When I was seven, I opened up a Christmas gift from my Godmother Jo-Jo. Upon seeing that it was a boring sweater – rather than a toy – I shoved the box containing the sweater immediately onto the floor to demonstrate my disapproval.
One way to really piss your parents off is to place a pan of freshly popped popcorn onto their brand new, white Formica countertop.
When I was little, I had a track record of puking where one shouldn’t. Take, for example, the time the time I entered my parents’ bedroom to inform them that I had to puke, only to proceed to puke right on their floor in front of their bed. (Some of which splashed onto the bedspread). I was 10. And it was a longer walk to their room than it was the bathroom.
Another time, I made into the bathroom on time, but chose to puke into the sink, rather than the toilet, which was directly behind it.
I once accidentally slammed a bedroom door on my baby sister’s index finger. It flattened like a pancake. My parents took her straight to the ER. Fortunately, the bones of children that young are so malleable, they will inflate right back to its normal shape.
Everybody has a breaking point. And even though I found turning the other cheek to be a convenient way to cope with my bullies, one day I finally decided that I had enough with one in particular. After years of putting up with it, the time had finally come to take a stance – which sadly only consisted of a half-assed, weak slap (or, more specifically, a mild graze) across my bully’s cheek while he was chomping on his bologna sandwich in the cafeteria.

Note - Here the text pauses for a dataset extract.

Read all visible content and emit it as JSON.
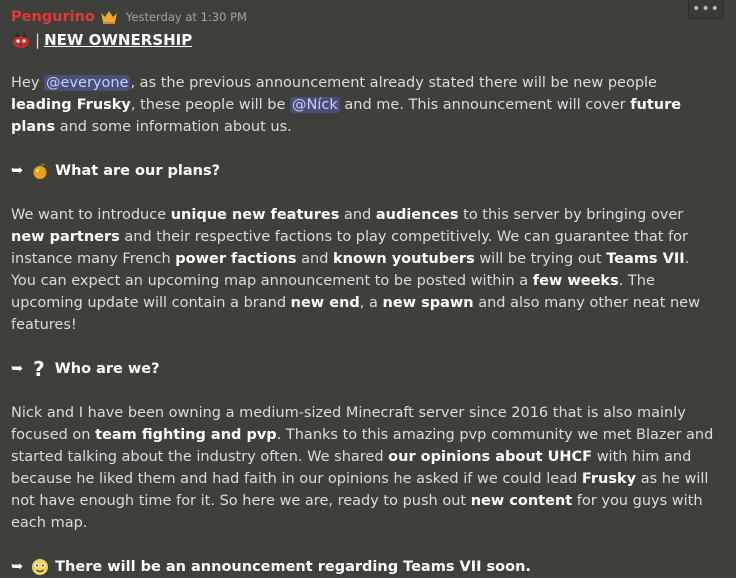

His immediate reaction was to laugh, then continue eating his sandwich as though nothing had happened. The bullying didn’t let up. In fact, it was about to become worse.